During the preschool years, children begin to learn the na-ture of the relationship between emotions and behaviors. They begin to understand the culturally defined rules associated with affect expression and consequently begin to mask their emotions. This is also the period when the Oedipus impulses are most evi-dent and children must deal with both their conscious attraction to the parent of the opposite sex and their fear of potential retali-ation from the same-sex parent.
As children move into the school years, they experience the full range of adult emotions, although there is at least a qualita-tive sense that during the prepubertal period there is less intense expression of affect. Although sadness is easily recognized from the second year of life, prolonged periods of depressed affect arc rare during this period. However, temperamental styles tend to emerge and, specifically, behavioral inhibition can become more clearly appreciated within the context of increasing social and educational demands (Kagan et al., 1989).
In adolescence, emotions are more intensely displayed. Capacities for abstraction permit adolescents to consider factors outside their own immediate emotional experience and they are, therefore, more emotionally interactive than at any previous pe-riod of development. Emotions in adolescence exert an increas-ingly important role in guiding behavior and become a sustaining motivation for behaviors and mediate relationships with peers and family. During this period, there is an emergence of a greater incidence of affective disorder and anxiety. Similarly, there is a dramatic increase in suicidal behavior that is in part associated with cognitive ability. At this point, there is a greater reflection on aspects of existential crisis, which can be experienced from more complex vantage points.

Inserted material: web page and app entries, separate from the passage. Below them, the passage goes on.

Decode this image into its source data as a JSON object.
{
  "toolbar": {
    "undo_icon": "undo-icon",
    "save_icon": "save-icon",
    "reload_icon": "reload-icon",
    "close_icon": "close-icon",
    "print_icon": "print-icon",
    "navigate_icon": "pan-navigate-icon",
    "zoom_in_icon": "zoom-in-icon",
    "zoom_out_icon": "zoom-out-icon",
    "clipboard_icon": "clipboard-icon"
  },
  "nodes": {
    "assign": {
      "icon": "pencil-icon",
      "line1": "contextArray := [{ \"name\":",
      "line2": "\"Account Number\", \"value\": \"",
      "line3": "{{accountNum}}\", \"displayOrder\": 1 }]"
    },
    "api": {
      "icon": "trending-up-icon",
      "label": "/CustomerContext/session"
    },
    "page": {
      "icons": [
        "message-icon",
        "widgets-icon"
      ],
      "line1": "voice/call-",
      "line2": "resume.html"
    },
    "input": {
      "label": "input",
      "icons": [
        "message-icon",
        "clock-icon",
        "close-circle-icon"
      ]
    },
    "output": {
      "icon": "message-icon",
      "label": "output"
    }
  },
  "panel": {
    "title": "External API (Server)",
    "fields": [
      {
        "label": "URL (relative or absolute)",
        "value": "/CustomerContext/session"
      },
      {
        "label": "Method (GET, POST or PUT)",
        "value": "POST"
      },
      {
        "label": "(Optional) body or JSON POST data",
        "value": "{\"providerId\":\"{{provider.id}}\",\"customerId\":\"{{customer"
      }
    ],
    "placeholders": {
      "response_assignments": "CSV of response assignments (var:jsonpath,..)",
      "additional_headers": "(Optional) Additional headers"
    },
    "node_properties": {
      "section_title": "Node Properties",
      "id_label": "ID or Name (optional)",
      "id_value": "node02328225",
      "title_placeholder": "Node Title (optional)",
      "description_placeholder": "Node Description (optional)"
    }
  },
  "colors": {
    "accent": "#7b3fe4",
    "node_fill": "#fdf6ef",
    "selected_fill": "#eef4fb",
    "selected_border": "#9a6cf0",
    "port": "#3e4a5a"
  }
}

A perspective on the evolution of defense mechanisms as regulators of affect suggests that a hierarchy of more sophis-ticated and effective defensive strategies emerge throughout adolescence and adulthood (Vaillant, 1993). Figure 7.5 illustrates the evolution of defense mechanisms during adulthood. A time-line of emotional development during the course of the lifespan is presented in Figure 7.5.